What you have to do » Which lines of the records below contain the string "this"? Report each of them.

Web page and app entries »
________________________________________
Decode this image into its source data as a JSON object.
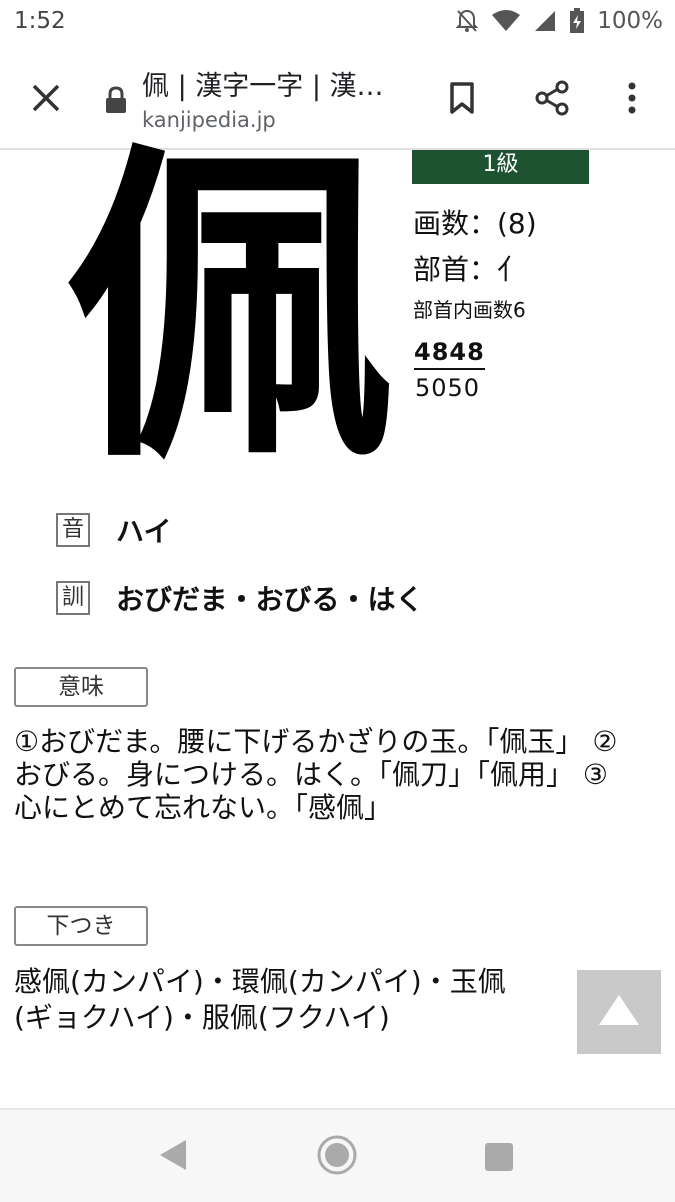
{
  "status_bar": {
    "time": "1:52",
    "battery": "100%",
    "icons": [
      "notifications-off-icon",
      "wifi-icon",
      "signal-icon",
      "battery-charging-icon"
    ]
  },
  "toolbar": {
    "title": "佩 | 漢字一字 | 漢…",
    "url": "kanjipedia.jp",
    "icons": [
      "close-icon",
      "lock-icon",
      "bookmark-icon",
      "share-icon",
      "more-vert-icon"
    ]
  },
  "kanji": {
    "character": "佩",
    "grade": "1級",
    "grade_color": "#1d5331",
    "strokes": "画数：(8)",
    "radical": "部首：亻",
    "radical_strokes": "部首内画数6",
    "code_top": "4848",
    "code_bottom": "5050"
  },
  "readings": {
    "on_tag": "音",
    "on_value": "ハイ",
    "kun_tag": "訓",
    "kun_value": "おびだま・おびる・はく"
  },
  "meaning": {
    "label": "意味",
    "text": "①おびだま。腰に下げるかざりの玉。「佩玉」 ②おびる。身につける。はく。「佩刀」「佩用」 ③心にとめて忘れない。「感佩」"
  },
  "shitatsuki": {
    "label": "下つき",
    "text": "感佩(カンパイ)・環佩(カンパイ)・玉佩\n(ギョクハイ)・服佩(フクハイ)"
  },
  "scroll_top_icon": "arrow-up-icon",
  "nav_bar": {
    "icons": [
      "back-icon",
      "home-icon",
      "recent-apps-icon"
    ]
  }
}
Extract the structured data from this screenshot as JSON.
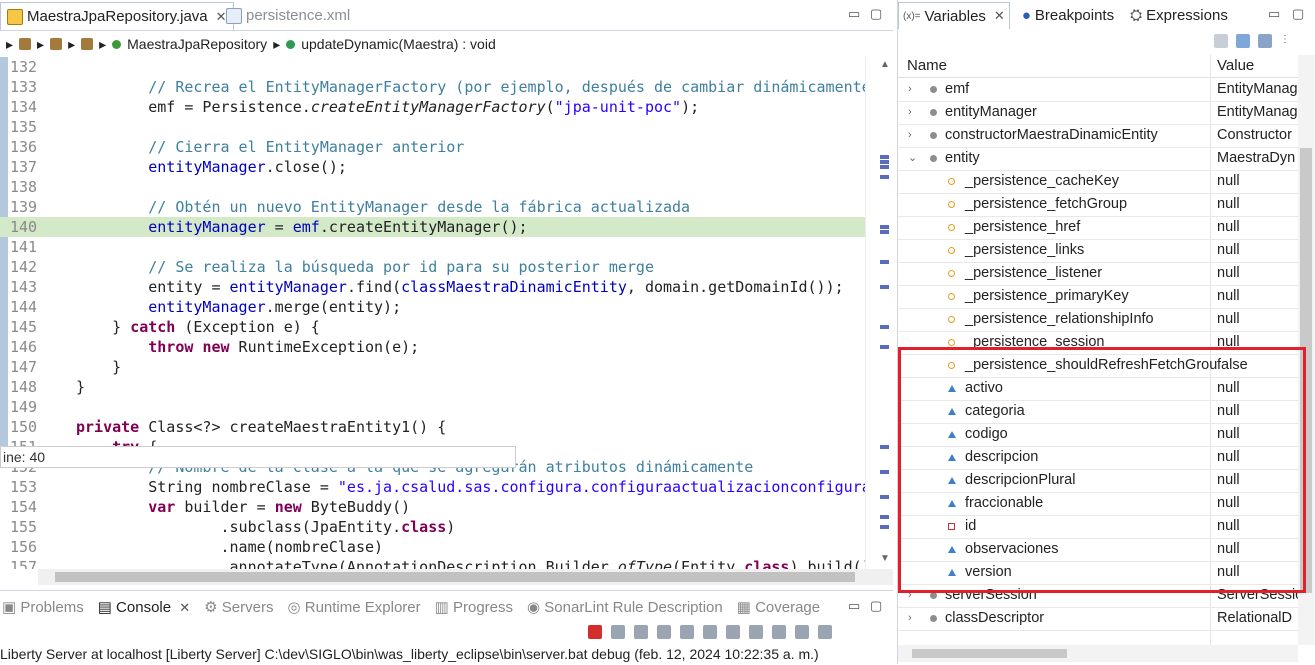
{
  "editor": {
    "tabs": [
      {
        "label": "MaestraJpaRepository.java",
        "active": true
      },
      {
        "label": "persistence.xml",
        "active": false
      }
    ],
    "breadcrumb": {
      "class": "MaestraJpaRepository",
      "method": "updateDynamic(Maestra) : void"
    },
    "tooltip": "ine: 40",
    "lines": [
      {
        "num": "132",
        "html": ""
      },
      {
        "num": "133",
        "html": "<span class=\"cm\">        // Recrea el EntityManagerFactory (por ejemplo, después de cambiar dinámicamente</span>"
      },
      {
        "num": "134",
        "html": "        emf = Persistence.<span class=\"it\">createEntityManagerFactory</span>(<span class=\"str\">\"jpa-unit-poc\"</span>);"
      },
      {
        "num": "135",
        "html": ""
      },
      {
        "num": "136",
        "html": "<span class=\"cm\">        // Cierra el EntityManager anterior</span>"
      },
      {
        "num": "137",
        "html": "        <span class=\"fld\">entityManager</span>.close();"
      },
      {
        "num": "138",
        "html": ""
      },
      {
        "num": "139",
        "html": "<span class=\"cm\">        // Obtén un nuevo EntityManager desde la fábrica actualizada</span>"
      },
      {
        "num": "140",
        "html": "        <span class=\"fld\">entityManager</span> = <span class=\"fld\">emf</span>.createEntityManager();",
        "current": true
      },
      {
        "num": "141",
        "html": ""
      },
      {
        "num": "142",
        "html": "<span class=\"cm\">        // Se realiza la búsqueda por id para su posterior merge</span>"
      },
      {
        "num": "143",
        "html": "        entity = <span class=\"fld\">entityManager</span>.find(<span class=\"fld\">classMaestraDinamicEntity</span>, domain.getDomainId());"
      },
      {
        "num": "144",
        "html": "        <span class=\"fld\">entityManager</span>.merge(entity);"
      },
      {
        "num": "145",
        "html": "    } <span class=\"kw\">catch</span> (Exception e) {"
      },
      {
        "num": "146",
        "html": "        <span class=\"kw\">throw</span> <span class=\"kw\">new</span> RuntimeException(e);"
      },
      {
        "num": "147",
        "html": "    }"
      },
      {
        "num": "148",
        "html": "}"
      },
      {
        "num": "149",
        "html": ""
      },
      {
        "num": "150",
        "html": "<span class=\"kw\">private</span> Class&lt;?&gt; createMaestraEntity1() {"
      },
      {
        "num": "151",
        "html": "    <span class=\"kw\">try</span> {"
      },
      {
        "num": "152",
        "html": "<span class=\"cm\">        // Nombre de la clase a la que se agregarán atributos dinámicamente</span>"
      },
      {
        "num": "153",
        "html": "        String nombreClase = <span class=\"str\">\"es.ja.csalud.sas.configura.configuraactualizacionconfigura</span>"
      },
      {
        "num": "154",
        "html": "        <span class=\"kw\">var</span> builder = <span class=\"kw\">new</span> ByteBuddy()"
      },
      {
        "num": "155",
        "html": "                .subclass(JpaEntity.<span class=\"kw\">class</span>)"
      },
      {
        "num": "156",
        "html": "                .name(nombreClase)"
      },
      {
        "num": "157",
        "html": "                .annotateType(AnnotationDescription.Builder.<span class=\"it\">ofType</span>(Entity.<span class=\"kw\">class</span>).build()"
      }
    ]
  },
  "console": {
    "tabs": [
      {
        "label": "Problems",
        "active": false
      },
      {
        "label": "Console",
        "active": true
      },
      {
        "label": "Servers",
        "active": false
      },
      {
        "label": "Runtime Explorer",
        "active": false
      },
      {
        "label": "Progress",
        "active": false
      },
      {
        "label": "SonarLint Rule Description",
        "active": false
      },
      {
        "label": "Coverage",
        "active": false
      }
    ],
    "status": "Liberty Server at localhost [Liberty Server] C:\\dev\\SIGLO\\bin\\was_liberty_eclipse\\bin\\server.bat debug (feb. 12, 2024 10:22:35 a. m.)"
  },
  "variables": {
    "tabs": [
      "Variables",
      "Breakpoints",
      "Expressions"
    ],
    "columns": {
      "name": "Name",
      "value": "Value"
    },
    "rows": [
      {
        "indent": 0,
        "expander": "›",
        "icon": "gray",
        "name": "emf",
        "value": "EntityManag"
      },
      {
        "indent": 0,
        "expander": "›",
        "icon": "gray",
        "name": "entityManager",
        "value": "EntityManag"
      },
      {
        "indent": 0,
        "expander": "›",
        "icon": "gray",
        "name": "constructorMaestraDinamicEntity",
        "value": "Constructor"
      },
      {
        "indent": 0,
        "expander": "⌄",
        "icon": "gray",
        "name": "entity",
        "value": "MaestraDyn"
      },
      {
        "indent": 1,
        "expander": "",
        "icon": "orange",
        "name": "_persistence_cacheKey",
        "value": "null"
      },
      {
        "indent": 1,
        "expander": "",
        "icon": "orange",
        "name": "_persistence_fetchGroup",
        "value": "null"
      },
      {
        "indent": 1,
        "expander": "",
        "icon": "orange",
        "name": "_persistence_href",
        "value": "null"
      },
      {
        "indent": 1,
        "expander": "",
        "icon": "orange",
        "name": "_persistence_links",
        "value": "null"
      },
      {
        "indent": 1,
        "expander": "",
        "icon": "orange",
        "name": "_persistence_listener",
        "value": "null"
      },
      {
        "indent": 1,
        "expander": "",
        "icon": "orange",
        "name": "_persistence_primaryKey",
        "value": "null"
      },
      {
        "indent": 1,
        "expander": "",
        "icon": "orange",
        "name": "_persistence_relationshipInfo",
        "value": "null"
      },
      {
        "indent": 1,
        "expander": "",
        "icon": "orange",
        "name": "_persistence_session",
        "value": "null"
      },
      {
        "indent": 1,
        "expander": "",
        "icon": "orange",
        "name": "_persistence_shouldRefreshFetchGrou",
        "value": "false"
      },
      {
        "indent": 1,
        "expander": "",
        "icon": "tri",
        "name": "activo",
        "value": "null"
      },
      {
        "indent": 1,
        "expander": "",
        "icon": "tri",
        "name": "categoria",
        "value": "null"
      },
      {
        "indent": 1,
        "expander": "",
        "icon": "tri",
        "name": "codigo",
        "value": "null"
      },
      {
        "indent": 1,
        "expander": "",
        "icon": "tri",
        "name": "descripcion",
        "value": "null"
      },
      {
        "indent": 1,
        "expander": "",
        "icon": "tri",
        "name": "descripcionPlural",
        "value": "null"
      },
      {
        "indent": 1,
        "expander": "",
        "icon": "tri",
        "name": "fraccionable",
        "value": "null"
      },
      {
        "indent": 1,
        "expander": "",
        "icon": "redsq",
        "name": "id",
        "value": "null"
      },
      {
        "indent": 1,
        "expander": "",
        "icon": "tri",
        "name": "observaciones",
        "value": "null"
      },
      {
        "indent": 1,
        "expander": "",
        "icon": "tri",
        "name": "version",
        "value": "null"
      },
      {
        "indent": 0,
        "expander": "›",
        "icon": "gray",
        "name": "serverSession",
        "value": "ServerSessio"
      },
      {
        "indent": 0,
        "expander": "›",
        "icon": "gray",
        "name": "classDescriptor",
        "value": "RelationalD"
      }
    ],
    "highlight_color": "#e0202a"
  }
}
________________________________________
Exercise solution »
Decode this image into its source data as a JSON object.
Extract the structured data from this screenshot as JSON.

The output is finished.